第 35 頁 - Parliament until a reconciliation between Great Britain and America, on constitutional principles (which we most ardently desire), can be obtained...
第 282 頁 - The finish given to the style and arrangement of the Constitution fairly belongs to the pen of Mr Morris ; the task having, probably, been handed over to him by the chairman of the Committee, himself a highly respectable member, and with the ready concurrence of the others.
第 320 頁 - In this period the head and body of M. de Toulon are introduced in triumph. The head on a pike, the body dragged naked on the earth. Afterwards, this horrible exhibition is carried through the different streets.
第 284 頁 - Morris to remark, that to the brilliancy of his genius he added — what is too rare — a candid surrender of his opinions when the lights of discussion satisfied him that they had been too hastily formed; and a readiness to aid in making the best of measures in which he had been overruled.
第 249 頁 - The main army will not easily forego their expectations. Their murmurs, though not loud, are deep. If the army, in common with all other public creditors, insist on the grant of general, permanent funds for liquidating all the public debts, there can be little doubt that such revenues will be obtained, and will afford to every order of public creditors a solid security.
第 515 頁 - Observations on the American Revolution, published according to a Resolution of Congress, by their Committee for the Consideration of those -who are desirous of comparing the Conduct of the Opposed Parties, and the several Consequences •which have flawed from it (Phila., 1779).
第 38 頁 - That every colony should strike for itself the sum apportioned by the continental congress : Secondly, That the continental congress should strike the whole sum necessary, and each colony become bound to sink its proportionable part; or . Thirdly.
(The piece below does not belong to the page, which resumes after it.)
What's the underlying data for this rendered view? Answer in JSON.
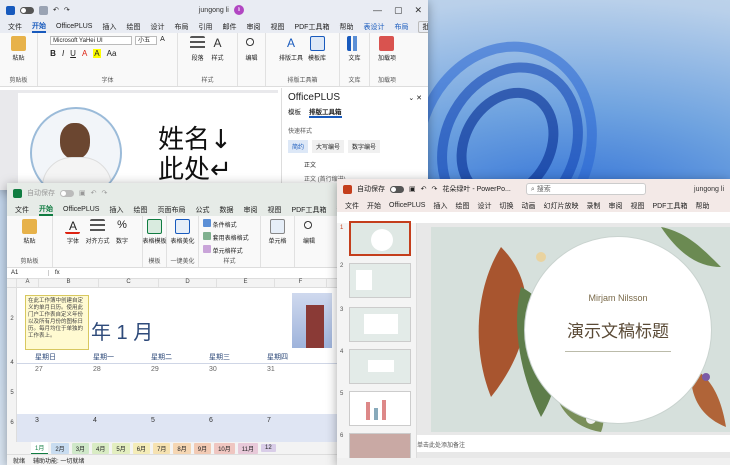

That the continental congress should strike the whole sum and apportionate the several shares...